Libya: Tobruk Port Struggles with High Cargo Volumes

Tripoli, 4 July 2016:

Tobruk, the only fully-functioning eastern port is buckling under the sheer weight of cargo arriving on its docks its director has warned today.

Ghaith Thami has said that the port is running out of warehouse space as a wide range of cargos piles up awaiting truckers to take them away. The port’s difficulties are being made worse by unpaid salaries for dock workers. In order to get the goods they have ordered, Thami said that some businessmen were actually paying the dockers themselves.

With the exception of the non-unionised Khoms, no Libyan port has a particularly outstanding record in normal times. Tripoli has been notorious for the refusal of dock workers and truckers to handle more than one or two containers per shift.

Thami gave no figures for recent cargo ship movements into the port. He said however that  he had asked the town’s municipal council to provide extra storage space. The municipality was in turn pressing the Libyan Central Bank the provide the funds the pay salaries. He did not say if this was the Tripoli or Beida central bank.

It is also unclear what impact the port congestion is having on the local Customs department. But Thami warned that many of the goods stuck in warehouses had been ordered for Eid and entrepreneurs were desperate to have them delivered.

Benghazi and Derna ports remain too dangerous for ships to unload and truckers to carry offloaded cargo away.

LH 5.7.2016

 

Libya: NOC Agree to Unify – Offficial Press Release

Mustafa Sanalla, chairman of the National Oil Corporation of Libya, and his counterpart appointed by the government in Bayda, Nagi el-Maghrabi, today agreed to unify the National Oil Corporation.

Mr Sanalla will continue as NOC chairman and Dr el-Maghrabi will join the NOC board.

“There is only one NOC, and it serves all Libyans,” said Mr Sanalla. “This agreement will send a very strong signal to the Libyan people and to the international community that the Presidency Council is able to deliver consensus and reconciliation. I’m sure it will now build on this success to bring unity and stability to other government institutions.”

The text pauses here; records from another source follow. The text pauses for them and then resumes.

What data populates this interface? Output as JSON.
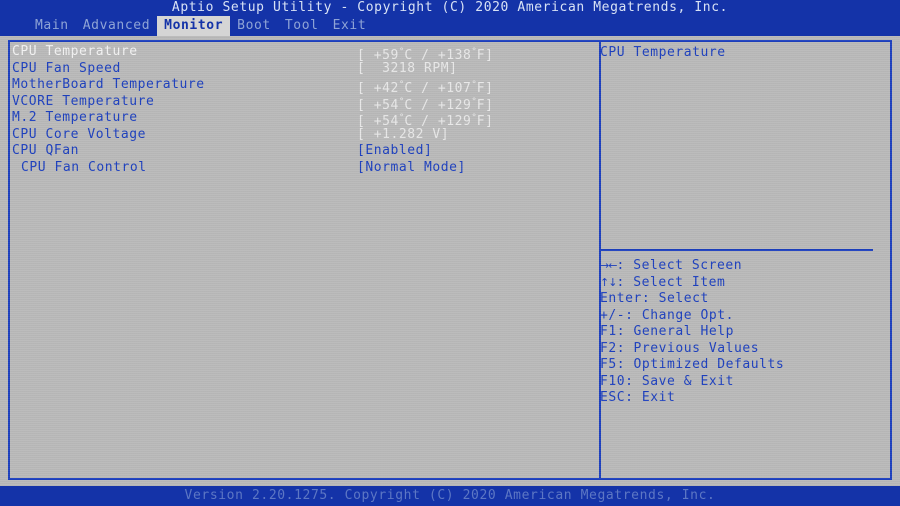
{
  "title_bar": {
    "text": "Aptio Setup Utility - Copyright (C) 2020 American Megatrends, Inc."
  },
  "menu_bar": {
    "items": [
      {
        "label": "Main",
        "active": false
      },
      {
        "label": "Advanced",
        "active": false
      },
      {
        "label": "Monitor",
        "active": true
      },
      {
        "label": "Boot",
        "active": false
      },
      {
        "label": "Tool",
        "active": false
      },
      {
        "label": "Exit",
        "active": false
      }
    ]
  },
  "settings": {
    "rows": [
      {
        "label": "CPU Temperature",
        "value": "[ +59°C / +138°F]",
        "value_prefix": "[ +59",
        "value_mid": "C / +138",
        "value_suffix": "F]",
        "kind": "readonly",
        "selected": true,
        "indent": false
      },
      {
        "label": "CPU Fan Speed",
        "value": "[  3218 RPM]",
        "kind": "readonly",
        "selected": false,
        "indent": false
      },
      {
        "label": "MotherBoard Temperature",
        "value": "[ +42°C / +107°F]",
        "value_prefix": "[ +42",
        "value_mid": "C / +107",
        "value_suffix": "F]",
        "kind": "readonly",
        "selected": false,
        "indent": false
      },
      {
        "label": "VCORE Temperature",
        "value": "[ +54°C / +129°F]",
        "value_prefix": "[ +54",
        "value_mid": "C / +129",
        "value_suffix": "F]",
        "kind": "readonly",
        "selected": false,
        "indent": false
      },
      {
        "label": "M.2 Temperature",
        "value": "[ +54°C / +129°F]",
        "value_prefix": "[ +54",
        "value_mid": "C / +129",
        "value_suffix": "F]",
        "kind": "readonly",
        "selected": false,
        "indent": false
      },
      {
        "label": "CPU Core Voltage",
        "value": "[ +1.282 V]",
        "kind": "readonly",
        "selected": false,
        "indent": false
      },
      {
        "label": "CPU QFan",
        "value": "[Enabled]",
        "kind": "option",
        "selected": false,
        "indent": false
      },
      {
        "label": "CPU Fan Control",
        "value": "[Normal Mode]",
        "kind": "option",
        "selected": false,
        "indent": true
      }
    ]
  },
  "help_panel": {
    "title": "CPU Temperature",
    "keys": [
      {
        "glyph": "→←",
        "text": ": Select Screen"
      },
      {
        "glyph": "↑↓",
        "text": ": Select Item"
      },
      {
        "glyph": "",
        "text": "Enter: Select"
      },
      {
        "glyph": "",
        "text": "+/-: Change Opt."
      },
      {
        "glyph": "",
        "text": "F1: General Help"
      },
      {
        "glyph": "",
        "text": "F2: Previous Values"
      },
      {
        "glyph": "",
        "text": "F5: Optimized Defaults"
      },
      {
        "glyph": "",
        "text": "F10: Save & Exit"
      },
      {
        "glyph": "",
        "text": "ESC: Exit"
      }
    ]
  },
  "footer_bar": {
    "text": "Version 2.20.1275. Copyright (C) 2020 American Megatrends, Inc."
  }
}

“We made a strategic choice to put our divisions behind us and to unify and integrate NOC as directed by the House of Representatives and the Chairman and Members of the Presidency Council,” said Dr el-Maghrabi. “There is no other way forward. This is for the good of Libya.”

The agreement recognizes the Presidency Council as the highest executive authority in the country, and the House of Representatives as the highest legislative authority. NOC will submit periodic reports to committees established by both authorities.

In the agreement, NOC undertakes to ensure Libya’s oil wealth is for all Libyans and all Libyans must benefit from it without exception, in accordance with the guidance issued by the House of Representatives and its President.

The two sides jointly agreed a unified budget for the remainder of the current financial year, and took steps to address any imbalances resulting from the period of division.

The agreement makes infrastructure rehabilitation a priority, especially in the city of Benghazi in preparation for the relocation of NOC’s new headquarters. The parties expressed a strong desire that the NOC board should meet regularly in Benghazi in the interim if security conditions permit.

2 July 2016